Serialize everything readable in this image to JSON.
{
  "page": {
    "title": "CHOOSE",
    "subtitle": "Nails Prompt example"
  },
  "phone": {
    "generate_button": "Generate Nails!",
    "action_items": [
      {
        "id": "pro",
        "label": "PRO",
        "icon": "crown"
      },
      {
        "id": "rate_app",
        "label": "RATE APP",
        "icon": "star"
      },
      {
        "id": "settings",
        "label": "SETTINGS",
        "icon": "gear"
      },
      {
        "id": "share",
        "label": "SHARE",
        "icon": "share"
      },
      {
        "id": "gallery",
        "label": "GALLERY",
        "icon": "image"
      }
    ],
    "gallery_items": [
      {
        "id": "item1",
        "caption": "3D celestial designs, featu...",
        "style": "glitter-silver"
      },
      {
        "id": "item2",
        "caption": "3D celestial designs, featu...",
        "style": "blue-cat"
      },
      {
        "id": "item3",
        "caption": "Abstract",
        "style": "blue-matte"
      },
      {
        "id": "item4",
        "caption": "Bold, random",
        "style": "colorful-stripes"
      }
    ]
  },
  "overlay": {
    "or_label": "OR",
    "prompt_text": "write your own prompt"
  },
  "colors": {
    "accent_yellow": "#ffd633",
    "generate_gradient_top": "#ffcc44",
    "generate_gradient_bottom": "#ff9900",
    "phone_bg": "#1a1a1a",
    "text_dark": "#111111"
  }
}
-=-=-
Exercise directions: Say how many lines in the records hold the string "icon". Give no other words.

Answer for the task: 5